A new crop of lab-created substances with names such as “Smiles” are hitting the streets.
Keeping on top of today’s hot new drug can be a bit like playing the arcade game “Whack-a-Mole.” Law enforcement and medical professionals can barely keep up with the designer drugs and synthetic chemicals that hit the streets. As soon as one formula is discovered and banned, creative chemists alter the structure of the molecules to create another substitute until that one is banned too. Since the substances used to create these drugs are technically legal, it is much harder to stop or even limit production.
The latest drugs to find their way into the spotlight are 2C drugs like 2C-I or “Smiles.” These psychoactive hallucinogens alter the brain’s balance of dopamine and serotonin, reportedly producing a high that lasts for hours or even days. The drug can be taken as small tablets, on pieces of blotter paper like LSD, in powder form, or mixed with something else like chocolate.

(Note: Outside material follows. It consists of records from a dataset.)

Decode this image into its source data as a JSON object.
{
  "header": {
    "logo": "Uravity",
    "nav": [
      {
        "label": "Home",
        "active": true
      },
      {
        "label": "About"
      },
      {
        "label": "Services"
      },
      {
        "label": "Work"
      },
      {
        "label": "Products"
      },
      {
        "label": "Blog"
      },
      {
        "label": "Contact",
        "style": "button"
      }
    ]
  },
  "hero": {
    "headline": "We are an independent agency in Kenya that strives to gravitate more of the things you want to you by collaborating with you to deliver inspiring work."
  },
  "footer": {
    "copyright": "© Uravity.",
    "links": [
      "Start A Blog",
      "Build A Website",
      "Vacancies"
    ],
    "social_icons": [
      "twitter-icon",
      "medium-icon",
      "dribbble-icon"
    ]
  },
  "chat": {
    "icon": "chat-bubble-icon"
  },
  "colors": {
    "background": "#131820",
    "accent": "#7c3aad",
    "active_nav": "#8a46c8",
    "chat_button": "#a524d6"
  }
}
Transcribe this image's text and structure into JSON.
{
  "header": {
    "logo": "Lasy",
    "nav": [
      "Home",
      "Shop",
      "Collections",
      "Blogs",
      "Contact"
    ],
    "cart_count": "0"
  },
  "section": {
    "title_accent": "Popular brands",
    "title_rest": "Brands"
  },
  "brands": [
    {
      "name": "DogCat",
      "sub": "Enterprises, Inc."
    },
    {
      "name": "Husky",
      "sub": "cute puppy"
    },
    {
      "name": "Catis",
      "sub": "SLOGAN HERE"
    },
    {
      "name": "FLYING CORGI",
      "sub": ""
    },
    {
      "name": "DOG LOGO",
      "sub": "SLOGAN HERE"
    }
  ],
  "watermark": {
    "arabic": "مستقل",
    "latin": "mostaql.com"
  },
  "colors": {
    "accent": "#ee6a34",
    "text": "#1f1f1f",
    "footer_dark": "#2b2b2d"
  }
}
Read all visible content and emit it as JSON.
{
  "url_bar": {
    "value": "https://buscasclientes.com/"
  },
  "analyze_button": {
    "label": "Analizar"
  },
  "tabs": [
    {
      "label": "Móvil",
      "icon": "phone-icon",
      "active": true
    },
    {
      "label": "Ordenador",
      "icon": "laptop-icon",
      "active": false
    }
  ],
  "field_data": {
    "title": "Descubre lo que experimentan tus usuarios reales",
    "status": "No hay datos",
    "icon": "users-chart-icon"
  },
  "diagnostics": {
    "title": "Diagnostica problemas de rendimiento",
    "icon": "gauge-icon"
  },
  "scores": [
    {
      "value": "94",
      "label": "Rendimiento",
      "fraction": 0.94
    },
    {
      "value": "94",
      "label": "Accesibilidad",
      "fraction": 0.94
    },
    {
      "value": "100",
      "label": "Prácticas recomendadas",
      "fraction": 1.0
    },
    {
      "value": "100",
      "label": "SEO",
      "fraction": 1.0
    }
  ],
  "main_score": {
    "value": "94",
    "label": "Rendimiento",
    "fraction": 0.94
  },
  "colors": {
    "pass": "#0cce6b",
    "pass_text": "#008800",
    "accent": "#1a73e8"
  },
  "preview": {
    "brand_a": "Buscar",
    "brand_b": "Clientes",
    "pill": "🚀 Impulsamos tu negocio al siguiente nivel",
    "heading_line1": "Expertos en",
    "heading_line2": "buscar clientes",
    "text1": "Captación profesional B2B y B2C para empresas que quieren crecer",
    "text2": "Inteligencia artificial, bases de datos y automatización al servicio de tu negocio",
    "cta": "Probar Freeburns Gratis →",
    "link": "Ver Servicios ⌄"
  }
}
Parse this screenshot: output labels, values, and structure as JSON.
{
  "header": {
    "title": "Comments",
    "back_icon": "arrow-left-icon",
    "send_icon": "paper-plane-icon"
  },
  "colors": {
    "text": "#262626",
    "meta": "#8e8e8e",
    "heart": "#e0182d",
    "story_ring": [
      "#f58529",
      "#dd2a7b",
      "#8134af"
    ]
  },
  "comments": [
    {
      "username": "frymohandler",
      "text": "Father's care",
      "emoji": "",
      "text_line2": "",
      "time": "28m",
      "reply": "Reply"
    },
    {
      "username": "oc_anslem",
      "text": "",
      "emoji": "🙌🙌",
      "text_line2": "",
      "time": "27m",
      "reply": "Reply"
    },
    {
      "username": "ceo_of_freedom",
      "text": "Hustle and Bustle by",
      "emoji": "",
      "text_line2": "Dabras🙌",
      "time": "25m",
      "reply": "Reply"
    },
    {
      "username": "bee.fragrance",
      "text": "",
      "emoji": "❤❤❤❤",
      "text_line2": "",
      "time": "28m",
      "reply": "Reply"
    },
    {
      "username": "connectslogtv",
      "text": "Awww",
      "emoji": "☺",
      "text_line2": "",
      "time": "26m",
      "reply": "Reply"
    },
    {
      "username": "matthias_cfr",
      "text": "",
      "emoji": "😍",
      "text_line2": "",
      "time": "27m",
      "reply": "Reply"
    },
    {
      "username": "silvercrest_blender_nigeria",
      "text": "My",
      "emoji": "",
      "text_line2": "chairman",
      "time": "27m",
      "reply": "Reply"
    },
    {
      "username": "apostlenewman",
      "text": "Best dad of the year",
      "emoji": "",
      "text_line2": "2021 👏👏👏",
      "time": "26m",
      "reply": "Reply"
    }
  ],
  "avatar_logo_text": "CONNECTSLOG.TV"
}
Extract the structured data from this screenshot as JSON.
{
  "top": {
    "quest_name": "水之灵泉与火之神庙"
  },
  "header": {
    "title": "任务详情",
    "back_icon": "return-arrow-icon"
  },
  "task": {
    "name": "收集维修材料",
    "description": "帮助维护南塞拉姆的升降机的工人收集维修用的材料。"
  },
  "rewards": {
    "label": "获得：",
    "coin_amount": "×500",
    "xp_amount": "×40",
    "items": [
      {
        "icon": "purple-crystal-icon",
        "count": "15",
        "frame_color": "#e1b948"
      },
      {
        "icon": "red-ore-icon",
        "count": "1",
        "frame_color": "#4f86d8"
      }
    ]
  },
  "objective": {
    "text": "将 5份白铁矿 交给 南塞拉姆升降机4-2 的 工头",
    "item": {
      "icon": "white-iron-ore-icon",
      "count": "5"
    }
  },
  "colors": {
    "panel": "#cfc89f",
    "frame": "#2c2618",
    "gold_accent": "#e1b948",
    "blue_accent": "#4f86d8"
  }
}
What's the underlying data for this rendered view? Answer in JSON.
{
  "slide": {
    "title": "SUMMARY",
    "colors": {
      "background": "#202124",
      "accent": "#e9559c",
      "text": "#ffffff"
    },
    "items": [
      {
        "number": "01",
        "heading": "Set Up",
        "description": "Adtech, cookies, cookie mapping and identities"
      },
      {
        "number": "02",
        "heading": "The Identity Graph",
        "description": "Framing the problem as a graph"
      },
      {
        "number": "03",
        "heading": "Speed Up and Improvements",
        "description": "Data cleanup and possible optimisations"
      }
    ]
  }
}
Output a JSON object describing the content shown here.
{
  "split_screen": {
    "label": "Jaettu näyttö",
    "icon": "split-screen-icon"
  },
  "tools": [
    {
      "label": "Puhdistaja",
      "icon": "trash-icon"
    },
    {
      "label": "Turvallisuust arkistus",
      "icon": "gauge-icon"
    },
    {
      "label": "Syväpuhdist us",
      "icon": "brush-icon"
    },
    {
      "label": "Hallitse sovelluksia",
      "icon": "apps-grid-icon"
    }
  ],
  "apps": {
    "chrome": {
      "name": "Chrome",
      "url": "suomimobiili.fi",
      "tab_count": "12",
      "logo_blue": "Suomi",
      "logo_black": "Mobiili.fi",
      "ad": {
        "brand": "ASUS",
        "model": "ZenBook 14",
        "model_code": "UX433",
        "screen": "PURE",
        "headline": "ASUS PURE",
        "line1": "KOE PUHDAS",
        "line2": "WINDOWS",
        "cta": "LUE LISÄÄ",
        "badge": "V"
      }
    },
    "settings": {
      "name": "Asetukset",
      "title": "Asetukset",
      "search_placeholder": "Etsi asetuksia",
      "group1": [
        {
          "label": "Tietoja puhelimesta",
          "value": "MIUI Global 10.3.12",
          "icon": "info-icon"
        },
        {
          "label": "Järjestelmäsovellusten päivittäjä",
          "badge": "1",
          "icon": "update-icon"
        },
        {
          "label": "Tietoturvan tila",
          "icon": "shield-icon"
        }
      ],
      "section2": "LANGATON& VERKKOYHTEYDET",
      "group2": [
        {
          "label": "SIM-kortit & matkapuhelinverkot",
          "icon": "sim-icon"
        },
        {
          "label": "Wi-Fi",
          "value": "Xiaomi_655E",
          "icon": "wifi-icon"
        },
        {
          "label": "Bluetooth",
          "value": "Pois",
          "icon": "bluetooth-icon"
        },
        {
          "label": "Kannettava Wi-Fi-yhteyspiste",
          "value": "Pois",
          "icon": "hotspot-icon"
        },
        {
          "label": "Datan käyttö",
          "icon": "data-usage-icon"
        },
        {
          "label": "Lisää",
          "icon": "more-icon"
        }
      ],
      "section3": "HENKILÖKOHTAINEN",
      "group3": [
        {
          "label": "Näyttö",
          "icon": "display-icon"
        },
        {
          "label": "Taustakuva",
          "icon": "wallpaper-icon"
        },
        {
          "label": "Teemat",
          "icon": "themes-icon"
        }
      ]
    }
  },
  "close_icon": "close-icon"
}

The US Drug Enforcement Administration (DEA) believes that most, if not all, 2C drugs are being imported and not made domestically. This means there is no central location or “ground zero” for the problem. It is happening in big cities as well as small towns and rural locations.
One of the biggest problems with a drug like “Smiles” is that, like bath salts or “Spice” (a popular marijuana substitute), it is legal and users assume that means it is safe. Young users believe the substances are harmless and only find out after they experience dangerous physical side effects that this is not the case. To add to the problem, it is tough for DEA agents to stay up to date on the latest synthetic drugs, because what is popular or new changes from month to month instead of year to year as it used to.
Designer Drug Abuse Help at La Paloma
If you are interested in addiction treatment for yourself or a loved one, call La Paloma at the toll-free number on our homepage. We are here take your call 24 hours a day and answer any questions you have about club drugs, addiction treatment, financing or insurance.